Once I had this bit of tendonitis in my wrist. It was something I had many times before.
And I knew if I went to the doctor, they would tell me the same thing.
Take some Advil, put some ice on it, and it if keeps hurting, we’ll inject you with cortisone.
Basically, since I knew the drill by heart, it was my “go-to” routine whenever it would flair up.
Only once a female friend talked me into going to the doctor.
Since this was the first time she saw me with this ailment, it was new.
And foolishly, I gave in. Went and waited an hour. Paid the co-payment (which at the time was $70.)
And was told the same thing. Advil, ice, cortisone if it doesn’t work.
She seemed happy. She said, “Well, at least you know!”
But I already knew.

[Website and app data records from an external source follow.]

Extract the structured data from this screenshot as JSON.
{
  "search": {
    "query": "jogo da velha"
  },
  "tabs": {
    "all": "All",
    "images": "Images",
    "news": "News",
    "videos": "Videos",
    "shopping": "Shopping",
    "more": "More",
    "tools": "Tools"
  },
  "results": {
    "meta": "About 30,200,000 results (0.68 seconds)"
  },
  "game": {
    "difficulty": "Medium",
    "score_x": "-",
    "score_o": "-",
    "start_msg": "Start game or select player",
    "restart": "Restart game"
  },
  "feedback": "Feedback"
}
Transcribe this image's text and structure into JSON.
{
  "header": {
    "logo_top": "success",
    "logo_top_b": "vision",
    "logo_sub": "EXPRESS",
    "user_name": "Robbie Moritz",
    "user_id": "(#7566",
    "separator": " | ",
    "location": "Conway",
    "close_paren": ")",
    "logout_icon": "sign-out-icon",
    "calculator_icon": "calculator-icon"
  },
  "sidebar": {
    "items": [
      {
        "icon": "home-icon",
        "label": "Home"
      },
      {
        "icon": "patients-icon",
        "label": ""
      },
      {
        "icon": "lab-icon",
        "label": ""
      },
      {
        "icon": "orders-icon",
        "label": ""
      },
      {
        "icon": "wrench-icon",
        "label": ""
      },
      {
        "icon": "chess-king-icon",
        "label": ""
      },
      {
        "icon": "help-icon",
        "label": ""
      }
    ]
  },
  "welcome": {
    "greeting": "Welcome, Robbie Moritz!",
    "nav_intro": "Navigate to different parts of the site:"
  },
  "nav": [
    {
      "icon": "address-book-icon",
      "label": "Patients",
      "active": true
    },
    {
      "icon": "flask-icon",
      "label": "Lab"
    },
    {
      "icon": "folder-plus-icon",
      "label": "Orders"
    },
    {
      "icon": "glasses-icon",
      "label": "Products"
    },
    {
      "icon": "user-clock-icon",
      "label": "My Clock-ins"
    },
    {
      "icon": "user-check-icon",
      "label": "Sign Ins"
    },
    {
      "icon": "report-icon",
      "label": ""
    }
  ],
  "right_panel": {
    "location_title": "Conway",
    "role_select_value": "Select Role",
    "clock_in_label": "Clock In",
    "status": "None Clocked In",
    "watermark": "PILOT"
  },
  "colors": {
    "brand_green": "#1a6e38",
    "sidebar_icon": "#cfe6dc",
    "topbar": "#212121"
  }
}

She seemed to think the doctor would use some secret doctor magic to fix it, and when he didn’t she fell back on the “Well, at least you know!” answer.
This is what all of us do all the time. We have some goal or intention. We fail. Then we RE-FRAME our original intention, so we don’t feel like a failure.
We do this to protect our ego. If every time we didn’t get what we wanted, and we did feel like a failure, pretty soon we’d stop trying.
However, when we do something when we KNOW what’s going to happen, (like some doctor charging you $70 to tell you to take some Advil) it’s kind of foolish.
This is what they mean when they talk about doing the same thing over and over and expecting a different result.
Humans are goal driven creatures. Every single day, we have hundreds, if not thousands, of small goals.
We set them, we take action, we achieve them. Sure, some of these are pretty simple, like eating and going to the toilet.
But often times they are of the “insanity” type. We keep trying the same thing, but it still doesn’t work.
Our brains are incredibly fast and powerful, which can sometimes be our achilles heal.
Meaning we’re doing the same things over and over, but we’re pretending we’re doing different things.
Maybe talking to different people and different locations, but we’re using the same strategies and operating from the same mindset of beliefs.
If you’ve got a horrible golf swing, buying new clubs won’t help. Or if you suck at playing the piano, buying a new keyboard won’t help. But that’s we do, while pretending we’re “doing something different.”
A fantastic way to beat this common mistake is to keep a journal. Write down your big life goals, and every day, write down what you did to get closer.
Then write down what happened.
Then write down what you could do tomorrow.
This way, you’ll elevate your natural goal setting and getting mechanism up to the conscious level.
And THAT’S when things start to click.
These can help: